#### About this task
All lines that hold the string "expiry" should be copied. Find them in the listing below.

#### Provided entries
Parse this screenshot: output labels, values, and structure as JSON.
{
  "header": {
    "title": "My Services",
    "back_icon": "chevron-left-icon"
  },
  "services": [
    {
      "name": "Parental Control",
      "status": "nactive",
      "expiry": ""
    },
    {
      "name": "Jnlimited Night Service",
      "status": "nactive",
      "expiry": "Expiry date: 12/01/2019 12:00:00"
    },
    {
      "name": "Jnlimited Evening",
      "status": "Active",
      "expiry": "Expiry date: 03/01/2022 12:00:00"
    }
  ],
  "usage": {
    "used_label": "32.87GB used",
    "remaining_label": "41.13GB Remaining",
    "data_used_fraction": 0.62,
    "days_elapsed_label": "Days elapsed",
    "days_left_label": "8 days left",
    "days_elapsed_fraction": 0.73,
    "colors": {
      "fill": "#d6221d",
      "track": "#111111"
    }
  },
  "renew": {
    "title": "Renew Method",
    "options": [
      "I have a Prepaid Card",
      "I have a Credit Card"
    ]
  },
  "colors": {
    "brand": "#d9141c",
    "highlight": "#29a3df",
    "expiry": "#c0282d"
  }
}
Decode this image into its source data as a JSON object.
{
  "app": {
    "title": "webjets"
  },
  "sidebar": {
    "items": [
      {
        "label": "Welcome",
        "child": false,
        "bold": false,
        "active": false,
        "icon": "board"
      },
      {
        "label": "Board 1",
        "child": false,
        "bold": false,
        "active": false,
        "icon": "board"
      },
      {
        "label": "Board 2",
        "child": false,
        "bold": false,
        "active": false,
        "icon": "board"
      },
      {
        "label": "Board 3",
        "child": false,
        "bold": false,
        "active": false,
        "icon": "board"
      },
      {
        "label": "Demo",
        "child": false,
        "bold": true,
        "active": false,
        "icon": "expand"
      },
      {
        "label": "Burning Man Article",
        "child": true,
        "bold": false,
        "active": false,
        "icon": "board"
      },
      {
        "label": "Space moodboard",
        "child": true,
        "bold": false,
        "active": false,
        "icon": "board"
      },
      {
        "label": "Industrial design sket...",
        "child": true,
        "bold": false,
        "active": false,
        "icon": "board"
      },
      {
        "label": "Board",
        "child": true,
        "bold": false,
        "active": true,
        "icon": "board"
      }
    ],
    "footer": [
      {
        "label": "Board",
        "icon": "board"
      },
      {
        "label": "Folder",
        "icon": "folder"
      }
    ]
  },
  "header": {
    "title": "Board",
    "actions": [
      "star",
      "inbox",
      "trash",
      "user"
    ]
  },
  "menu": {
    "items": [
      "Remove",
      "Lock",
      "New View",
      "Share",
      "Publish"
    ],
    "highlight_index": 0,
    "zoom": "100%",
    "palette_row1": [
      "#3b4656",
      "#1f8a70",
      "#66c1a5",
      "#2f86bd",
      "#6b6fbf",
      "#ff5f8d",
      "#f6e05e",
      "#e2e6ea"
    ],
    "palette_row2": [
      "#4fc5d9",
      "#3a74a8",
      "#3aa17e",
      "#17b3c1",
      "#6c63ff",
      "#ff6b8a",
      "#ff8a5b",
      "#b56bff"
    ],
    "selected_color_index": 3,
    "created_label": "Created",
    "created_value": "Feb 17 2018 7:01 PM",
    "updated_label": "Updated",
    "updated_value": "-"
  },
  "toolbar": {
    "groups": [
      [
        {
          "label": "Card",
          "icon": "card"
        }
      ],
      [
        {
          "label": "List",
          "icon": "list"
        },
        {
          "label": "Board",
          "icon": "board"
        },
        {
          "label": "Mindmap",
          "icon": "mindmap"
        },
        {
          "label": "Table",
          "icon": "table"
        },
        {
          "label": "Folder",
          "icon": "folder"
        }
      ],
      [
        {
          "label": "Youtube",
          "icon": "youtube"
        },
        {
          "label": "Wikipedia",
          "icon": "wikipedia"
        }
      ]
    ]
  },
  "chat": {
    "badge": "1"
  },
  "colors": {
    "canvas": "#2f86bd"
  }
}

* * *

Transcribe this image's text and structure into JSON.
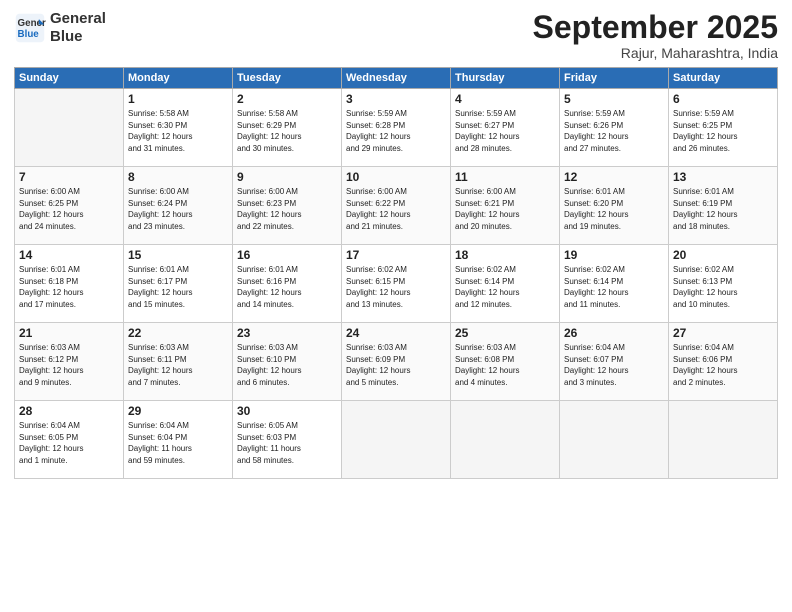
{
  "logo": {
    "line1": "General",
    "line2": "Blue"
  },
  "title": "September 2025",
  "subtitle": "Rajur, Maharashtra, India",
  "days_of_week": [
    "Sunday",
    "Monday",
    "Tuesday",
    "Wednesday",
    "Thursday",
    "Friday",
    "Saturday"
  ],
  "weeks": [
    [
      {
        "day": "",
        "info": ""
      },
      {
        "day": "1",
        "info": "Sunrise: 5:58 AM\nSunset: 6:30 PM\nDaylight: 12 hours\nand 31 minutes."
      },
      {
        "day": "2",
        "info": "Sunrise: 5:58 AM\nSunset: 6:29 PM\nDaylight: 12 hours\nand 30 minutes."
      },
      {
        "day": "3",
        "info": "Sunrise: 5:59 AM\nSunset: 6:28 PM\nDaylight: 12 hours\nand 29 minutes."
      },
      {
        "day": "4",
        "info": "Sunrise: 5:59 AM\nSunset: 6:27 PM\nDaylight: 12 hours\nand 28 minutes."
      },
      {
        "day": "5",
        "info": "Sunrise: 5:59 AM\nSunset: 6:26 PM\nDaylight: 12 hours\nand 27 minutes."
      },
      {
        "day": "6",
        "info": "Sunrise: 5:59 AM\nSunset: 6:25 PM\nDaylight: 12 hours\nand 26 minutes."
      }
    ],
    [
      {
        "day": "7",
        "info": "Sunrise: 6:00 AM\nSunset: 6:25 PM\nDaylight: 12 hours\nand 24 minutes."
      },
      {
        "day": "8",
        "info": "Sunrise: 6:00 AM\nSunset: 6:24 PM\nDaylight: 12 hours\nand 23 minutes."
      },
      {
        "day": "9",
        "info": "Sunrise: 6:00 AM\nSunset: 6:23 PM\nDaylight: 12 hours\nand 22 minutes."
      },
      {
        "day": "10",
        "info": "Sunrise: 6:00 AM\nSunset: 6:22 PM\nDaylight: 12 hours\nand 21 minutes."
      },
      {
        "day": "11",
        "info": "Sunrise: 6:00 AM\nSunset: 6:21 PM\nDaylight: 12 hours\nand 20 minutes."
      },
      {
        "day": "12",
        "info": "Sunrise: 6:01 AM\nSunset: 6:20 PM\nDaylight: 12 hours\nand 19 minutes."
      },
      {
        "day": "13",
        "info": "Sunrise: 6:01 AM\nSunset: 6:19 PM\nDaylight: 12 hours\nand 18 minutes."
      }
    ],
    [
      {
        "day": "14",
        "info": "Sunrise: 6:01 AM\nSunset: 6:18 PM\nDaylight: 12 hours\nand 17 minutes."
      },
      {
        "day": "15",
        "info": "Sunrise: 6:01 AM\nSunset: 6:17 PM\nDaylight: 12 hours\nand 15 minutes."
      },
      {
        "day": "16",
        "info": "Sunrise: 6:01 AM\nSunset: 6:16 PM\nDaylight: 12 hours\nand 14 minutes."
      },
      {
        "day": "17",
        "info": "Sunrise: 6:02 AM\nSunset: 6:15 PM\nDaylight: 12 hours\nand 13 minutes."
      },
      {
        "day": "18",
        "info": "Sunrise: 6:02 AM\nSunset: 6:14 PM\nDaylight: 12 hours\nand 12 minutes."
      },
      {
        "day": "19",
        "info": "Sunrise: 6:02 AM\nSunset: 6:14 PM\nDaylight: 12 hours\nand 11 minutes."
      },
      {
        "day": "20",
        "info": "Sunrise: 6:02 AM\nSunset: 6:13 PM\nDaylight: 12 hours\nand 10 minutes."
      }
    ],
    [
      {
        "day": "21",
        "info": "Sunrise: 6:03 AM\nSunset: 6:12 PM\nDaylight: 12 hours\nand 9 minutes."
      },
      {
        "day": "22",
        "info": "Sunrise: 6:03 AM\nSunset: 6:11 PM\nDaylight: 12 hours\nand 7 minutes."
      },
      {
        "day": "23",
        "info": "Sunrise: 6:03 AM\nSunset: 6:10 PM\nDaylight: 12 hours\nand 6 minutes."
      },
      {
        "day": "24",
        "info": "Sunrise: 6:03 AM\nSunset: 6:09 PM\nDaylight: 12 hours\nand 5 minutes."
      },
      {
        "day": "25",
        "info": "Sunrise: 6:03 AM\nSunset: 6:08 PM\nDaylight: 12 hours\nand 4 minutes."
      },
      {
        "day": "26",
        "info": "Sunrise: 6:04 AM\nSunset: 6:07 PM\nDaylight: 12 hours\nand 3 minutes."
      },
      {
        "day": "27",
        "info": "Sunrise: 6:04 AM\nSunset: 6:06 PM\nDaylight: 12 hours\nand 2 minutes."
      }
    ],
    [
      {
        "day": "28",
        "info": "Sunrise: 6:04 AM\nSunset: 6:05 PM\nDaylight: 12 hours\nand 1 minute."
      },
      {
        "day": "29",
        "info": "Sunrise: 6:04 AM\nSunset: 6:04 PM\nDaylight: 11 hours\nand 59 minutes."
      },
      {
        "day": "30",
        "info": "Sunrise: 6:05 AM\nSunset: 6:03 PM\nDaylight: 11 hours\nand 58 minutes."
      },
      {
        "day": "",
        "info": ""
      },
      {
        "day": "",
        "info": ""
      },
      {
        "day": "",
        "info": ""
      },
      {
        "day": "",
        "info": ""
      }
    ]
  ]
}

#### Answer to the exercise
      "expiry": ""
      "expiry": "Expiry date: 12/01/2019 12:00:00"
      "expiry": "Expiry date: 03/01/2022 12:00:00"
    "expiry": "#c0282d"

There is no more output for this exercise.